Execute a JMeter test plan with additional custom metrics

We are excited to announce support for executing JMeter test plans the Testable way! Our approach provides the most flexibility in the industry while still harnessing the full power of JMeter.

Background

At Testable we strongly believe the easiest way to define a performance test scenario is to either:

  1. Write a Javascript script that will execute in a sandboxed Node.js environment. Testable provides templates to help get you started.
  2. Record a set of interactions with your service and either use it directly or convert that recording into a script that can be tweaked.

If you are starting from scratch we would recommend one of the above approaches depending on the use case. However we also realize that there are technology teams that have invested heavily in, or would prefer to define their tests, using JMeter, a popular open source load testing framework. We would love to have these users leverage the Testable distribution, scale, metric gathering, reporting, analytics, and sharing capabilities to execute their JMeter test plans.

Getting Started

In order to support JMeter testing we added a new scenario type.

For this example we will use a simple JMeter test plan that calls http://sample.testable.io/stocks/IBM. The test plan uses a thread group of 5 threads that calls the sample service URL 10 times each. On the Testable side, let’s also add a couple of custom counters that keep track of “slow” (> 500ms) and “fast” (< 200ms) requests that we can graph later.

Step 1: Create a Test Case

Make sure you sign up for a Testable account first. After logging in click the New Test Case button, give it a name, and specify the URL (http://sample.testable.io/stocks/IBM in our example).

Click Next and select Run JMeter Test Plan as the Scenario Type.

Step 2: Upload Test Plan

Click on the Add Files button and upload the test plan to your test case.


You can try out your test plan by pressing the Run button in the upper right corner. This runs your JMeter test plan on a Testable test runner with 1 thread for 1 iteration.

Step 4: Configure the Load Test

Now that we have defined our test scenario, let’s configure how we want to execute it at scale on the Testable platform.
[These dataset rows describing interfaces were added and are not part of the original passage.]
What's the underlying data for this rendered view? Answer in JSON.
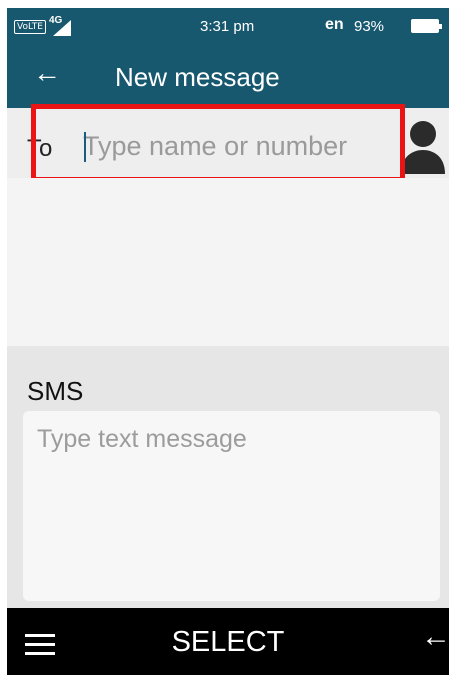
{
  "status_bar": {
    "volte": "VoLTE",
    "network": "4G",
    "time": "3:31 pm",
    "language": "en",
    "battery": "93%"
  },
  "app_bar": {
    "back_icon": "back-arrow-icon",
    "title": "New message"
  },
  "to_field": {
    "label": "To",
    "placeholder": "Type name or number",
    "value": "",
    "contact_icon": "contact-person-icon"
  },
  "sms": {
    "label": "SMS",
    "placeholder": "Type text message",
    "value": ""
  },
  "soft_keys": {
    "left_icon": "menu-icon",
    "center": "SELECT",
    "right_icon": "back-arrow-icon"
  },
  "colors": {
    "header": "#17586f",
    "highlight": "#ea1414",
    "softkey_bar": "#000000"
  }
}
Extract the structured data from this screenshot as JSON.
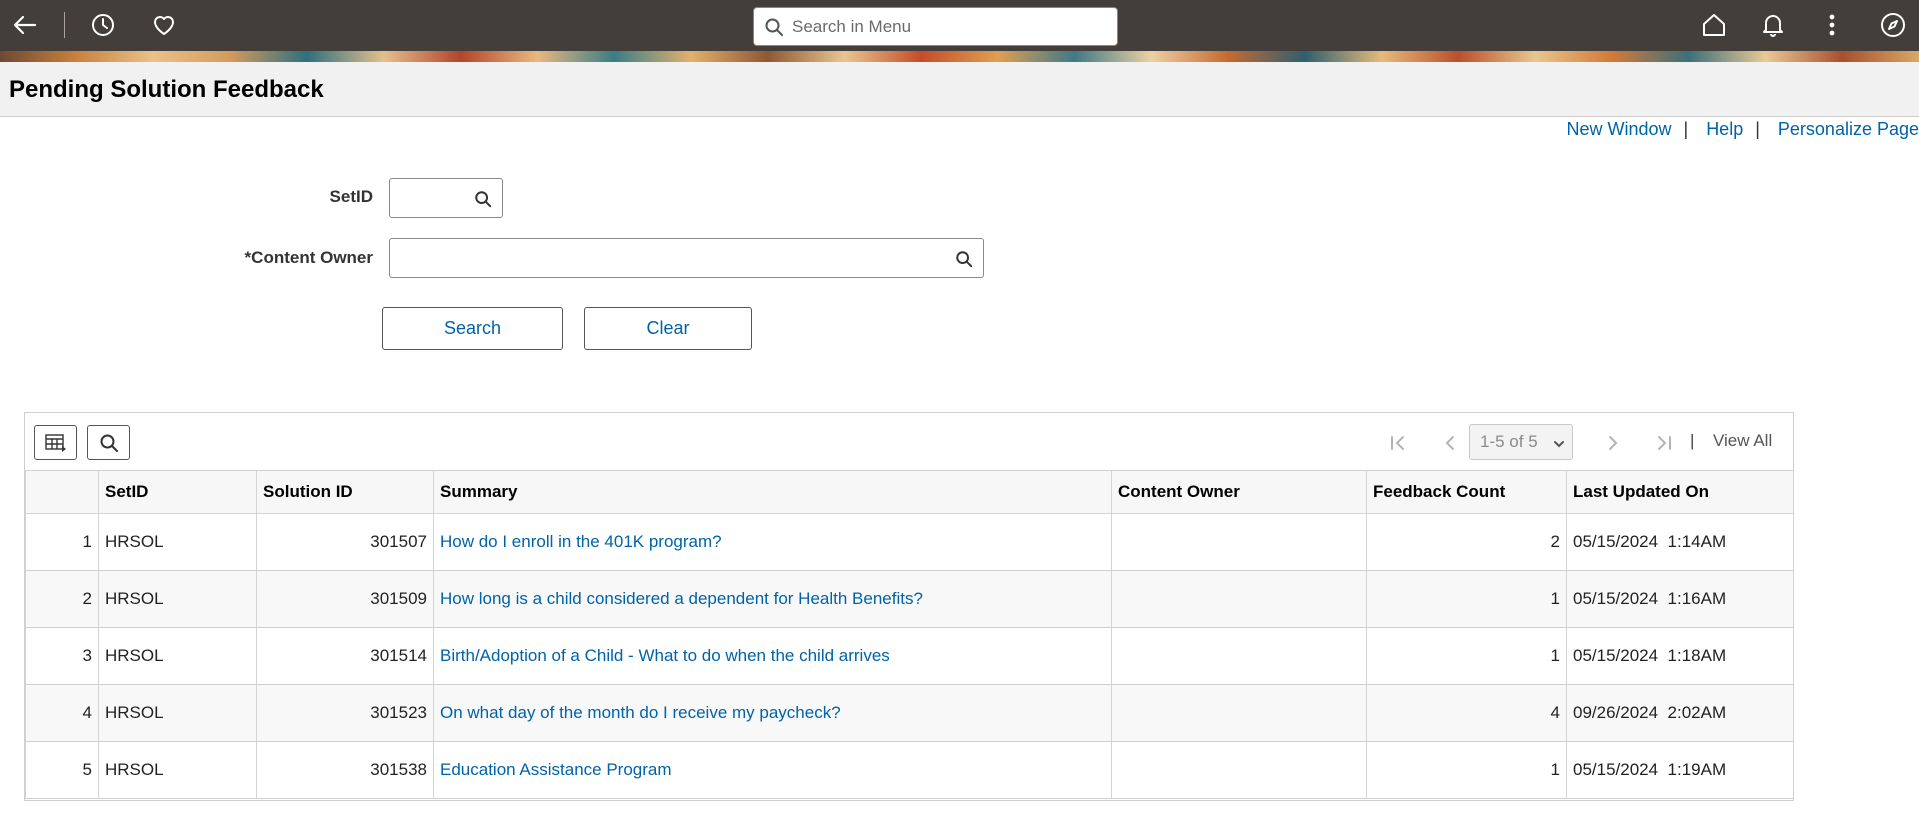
{
  "header": {
    "search_placeholder": "Search in Menu",
    "icons": [
      "back-arrow-icon",
      "history-icon",
      "favorites-heart-icon",
      "home-icon",
      "notifications-bell-icon",
      "actions-menu-icon",
      "navbar-compass-icon"
    ]
  },
  "page": {
    "title": "Pending Solution Feedback"
  },
  "links": {
    "new_window": "New Window",
    "help": "Help",
    "personalize": "Personalize Page",
    "separator": "|"
  },
  "form": {
    "setid_label": "SetID",
    "setid_value": "",
    "content_owner_label": "*Content Owner",
    "content_owner_value": "",
    "search_button": "Search",
    "clear_button": "Clear"
  },
  "grid": {
    "pager_text": "1-5 of 5",
    "pager_separator": "|",
    "view_all": "View All",
    "columns": [
      "",
      "SetID",
      "Solution ID",
      "Summary",
      "Content Owner",
      "Feedback Count",
      "Last Updated On"
    ],
    "rows": [
      {
        "num": "1",
        "setid": "HRSOL",
        "solution_id": "301507",
        "summary": "How do I enroll in the 401K program?",
        "content_owner": "",
        "feedback_count": "2",
        "last_updated": "05/15/2024  1:14AM"
      },
      {
        "num": "2",
        "setid": "HRSOL",
        "solution_id": "301509",
        "summary": "How long is a child considered a dependent for Health Benefits?",
        "content_owner": "",
        "feedback_count": "1",
        "last_updated": "05/15/2024  1:16AM"
      },
      {
        "num": "3",
        "setid": "HRSOL",
        "solution_id": "301514",
        "summary": "Birth/Adoption of a Child - What to do when the child arrives",
        "content_owner": "",
        "feedback_count": "1",
        "last_updated": "05/15/2024  1:18AM"
      },
      {
        "num": "4",
        "setid": "HRSOL",
        "solution_id": "301523",
        "summary": "On what day of the month do I receive my paycheck?",
        "content_owner": "",
        "feedback_count": "4",
        "last_updated": "09/26/2024  2:02AM"
      },
      {
        "num": "5",
        "setid": "HRSOL",
        "solution_id": "301538",
        "summary": "Education Assistance Program",
        "content_owner": "",
        "feedback_count": "1",
        "last_updated": "05/15/2024  1:19AM"
      }
    ]
  },
  "colors": {
    "header_bg": "#433e39",
    "link": "#0062a8",
    "title_bar_bg": "#f1f1f1"
  }
}
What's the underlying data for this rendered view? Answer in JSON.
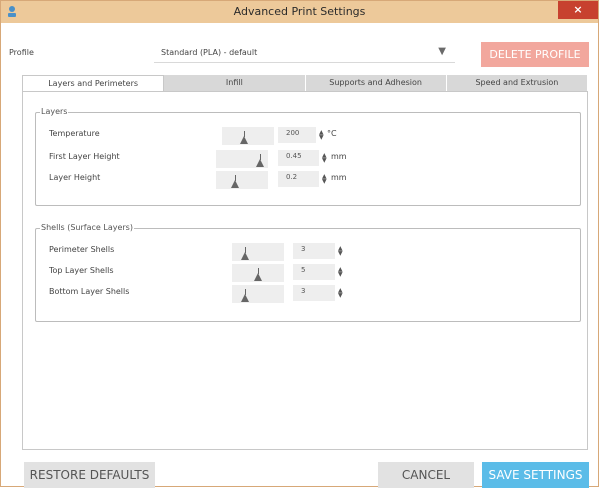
{
  "window": {
    "title": "Advanced Print Settings",
    "close_label": "×"
  },
  "profile": {
    "label": "Profile",
    "selected": "Standard (PLA)  -  default",
    "delete_label": "DELETE PROFILE"
  },
  "tabs": [
    {
      "label": "Layers and Perimeters",
      "active": true
    },
    {
      "label": "Infill",
      "active": false
    },
    {
      "label": "Supports and Adhesion",
      "active": false
    },
    {
      "label": "Speed and Extrusion",
      "active": false
    }
  ],
  "layers_group": {
    "legend": "Layers",
    "rows": [
      {
        "label": "Temperature",
        "value": "200",
        "unit": "°C",
        "slider_fraction": 0.4
      },
      {
        "label": "First Layer Height",
        "value": "0.45",
        "unit": "mm",
        "slider_fraction": 0.9
      },
      {
        "label": "Layer Height",
        "value": "0.2",
        "unit": "mm",
        "slider_fraction": 0.35
      }
    ]
  },
  "shells_group": {
    "legend": "Shells (Surface Layers)",
    "rows": [
      {
        "label": "Perimeter Shells",
        "value": "3",
        "slider_fraction": 0.2
      },
      {
        "label": "Top Layer Shells",
        "value": "5",
        "slider_fraction": 0.5
      },
      {
        "label": "Bottom Layer Shells",
        "value": "3",
        "slider_fraction": 0.2
      }
    ]
  },
  "footer": {
    "restore_label": "RESTORE DEFAULTS",
    "cancel_label": "CANCEL",
    "save_label": "SAVE SETTINGS"
  },
  "colors": {
    "titlebar": "#edc99a",
    "close": "#c7412f",
    "delete": "#f2a79d",
    "save": "#5bbce8"
  }
}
Each Iteration of a Concurrent User of the test will execute your JMeter test plan, using whatever Thread Group Parameters are defined in the plan, in parallel. Note that this behavior can be overridden but is beyond the scope of this post (see our documentation for more details).

In our example test plan the Thread Group Parameters specify 5 threads, using a loop controller, with 10 loop iterations. So if had 10 Testable Concurrent Users then we would have 50 total threads (10 test plan executions * 5 threads each). If we wanted 100 total iterations we would specify 10 Testable Iterations since the test plan has 10 iterations built in. It’s up to the user to decide whether you want Testable or JMeter handling the concurrency and iterations. Since having many JMeter instances running carries overhead, it is usually preferable to let JMeter handle the concurrency and run fewer Testable Concurrent Clients.
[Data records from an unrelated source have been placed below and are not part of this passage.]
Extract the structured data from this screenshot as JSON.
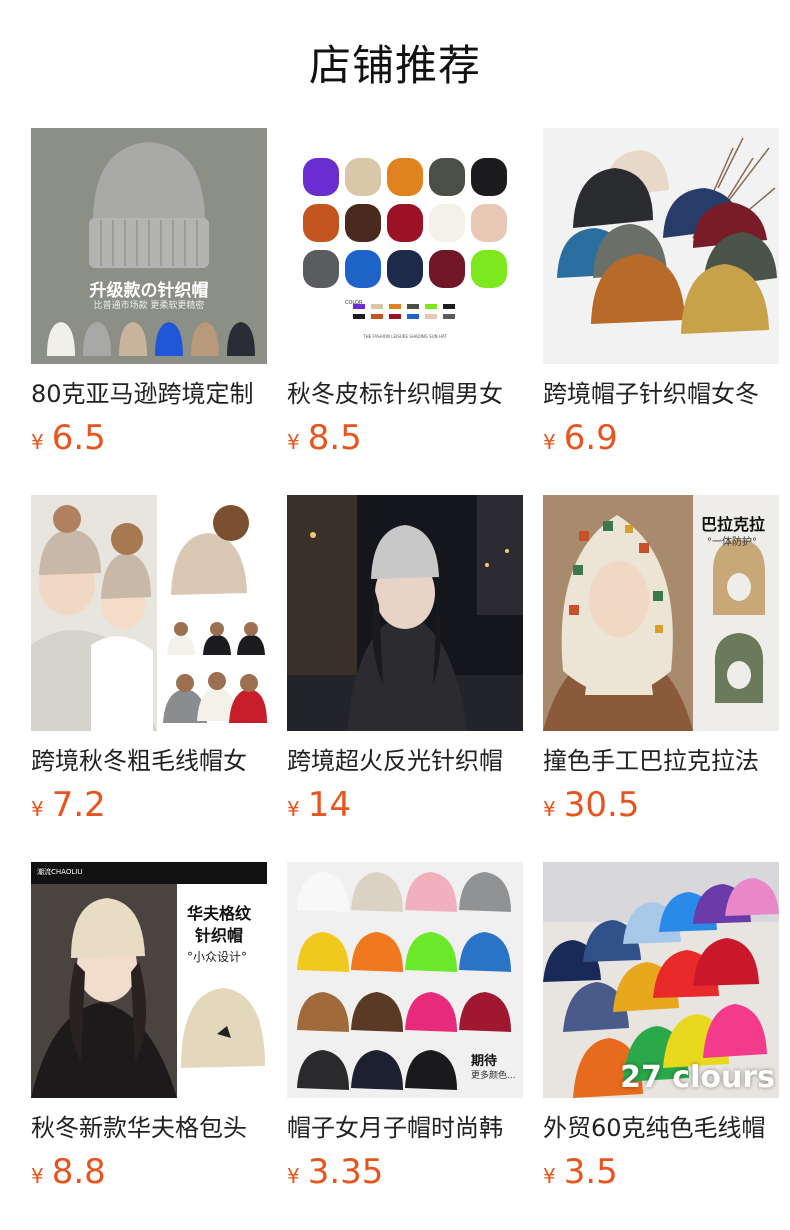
{
  "page": {
    "title": "店铺推荐",
    "currency_symbol": "¥",
    "accent_color": "#e8541e"
  },
  "products": [
    {
      "title": "80克亚马逊跨境定制",
      "price": "6.5",
      "thumb": {
        "headline": "升级款の针织帽",
        "subline": "比普通市场款 更柔软更精密"
      }
    },
    {
      "title": "秋冬皮标针织帽男女",
      "price": "8.5",
      "thumb": {
        "color_label": "COLOR",
        "footer": "THE FASHION LEISURE SHADING SUN HAT"
      }
    },
    {
      "title": "跨境帽子针织帽女冬",
      "price": "6.9",
      "thumb": {}
    },
    {
      "title": "跨境秋冬粗毛线帽女",
      "price": "7.2",
      "thumb": {}
    },
    {
      "title": "跨境超火反光针织帽",
      "price": "14",
      "thumb": {}
    },
    {
      "title": "撞色手工巴拉克拉法",
      "price": "30.5",
      "thumb": {
        "headline": "巴拉克拉",
        "subline": "°一体防护°"
      }
    },
    {
      "title": "秋冬新款华夫格包头",
      "price": "8.8",
      "thumb": {
        "brand": "潮流CHAOLIU",
        "headline_1": "华夫格纹",
        "headline_2": "针织帽",
        "subline": "°小众设计°"
      }
    },
    {
      "title": "帽子女月子帽时尚韩",
      "price": "3.35",
      "thumb": {
        "headline": "期待",
        "subline": "更多颜色..."
      }
    },
    {
      "title": "外贸60克纯色毛线帽",
      "price": "3.5",
      "thumb": {
        "overlay": "27 clours"
      }
    }
  ]
}
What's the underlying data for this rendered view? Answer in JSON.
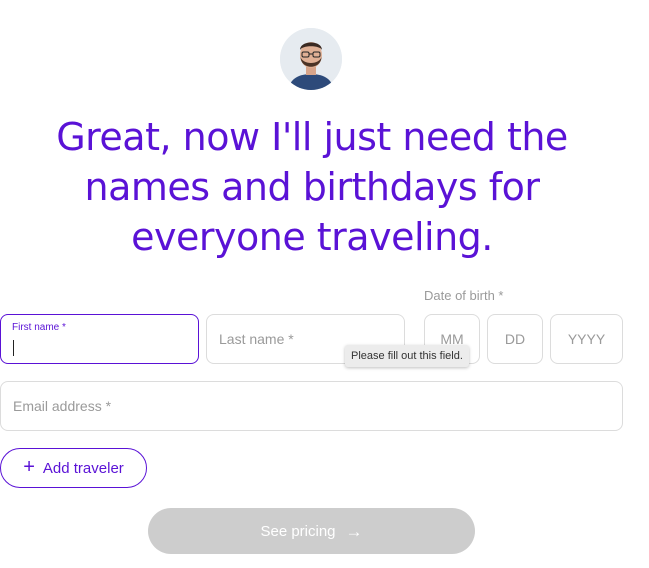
{
  "headline": {
    "line1": "Great, now I'll just need the",
    "line2": "names and birthdays for",
    "line3": "everyone traveling."
  },
  "form": {
    "first_name": {
      "label": "First name *",
      "value": ""
    },
    "last_name": {
      "placeholder": "Last name *"
    },
    "dob": {
      "label": "Date of birth *",
      "month_placeholder": "MM",
      "day_placeholder": "DD",
      "year_placeholder": "YYYY"
    },
    "email": {
      "placeholder": "Email address *"
    },
    "validation_tooltip": "Please fill out this field."
  },
  "buttons": {
    "add_traveler": "Add traveler",
    "add_icon": "+",
    "see_pricing": "See pricing",
    "arrow_icon": "→"
  },
  "colors": {
    "accent": "#5a12d6",
    "border": "#dcdcdc",
    "disabled_button": "#cdcdcd",
    "placeholder": "#9a9a9a"
  },
  "icons": [
    "avatar",
    "plus-icon",
    "arrow-right-icon"
  ]
}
In our case let’s target 10 threads and 50 iterations in 3 regions overall. This means the following Testable parameters:

  • Concurrent Clients Per Region = 2
  • Type = Iteration
  • Iterations = 5
  • Regions = AWS N Virginia, AWS Oregon, and AWS Singapore

Click the Start Test button and your test is off and running! Congratulations you have officially created and run your first JMeter test. Now let’s look at analyzing the results.

Step 5: View the Results

By now you should see results flowing in as the test executes. The default dashboard will show a summary, results grid, and graphs of the system captured metrics.

And that’s it! We’ve setup a JMeter test case, run it at scale, and analyzed the results.

Check out our JMeter documentation for the full set of options. And as always feel free to contact us with any thoughts or suggestions.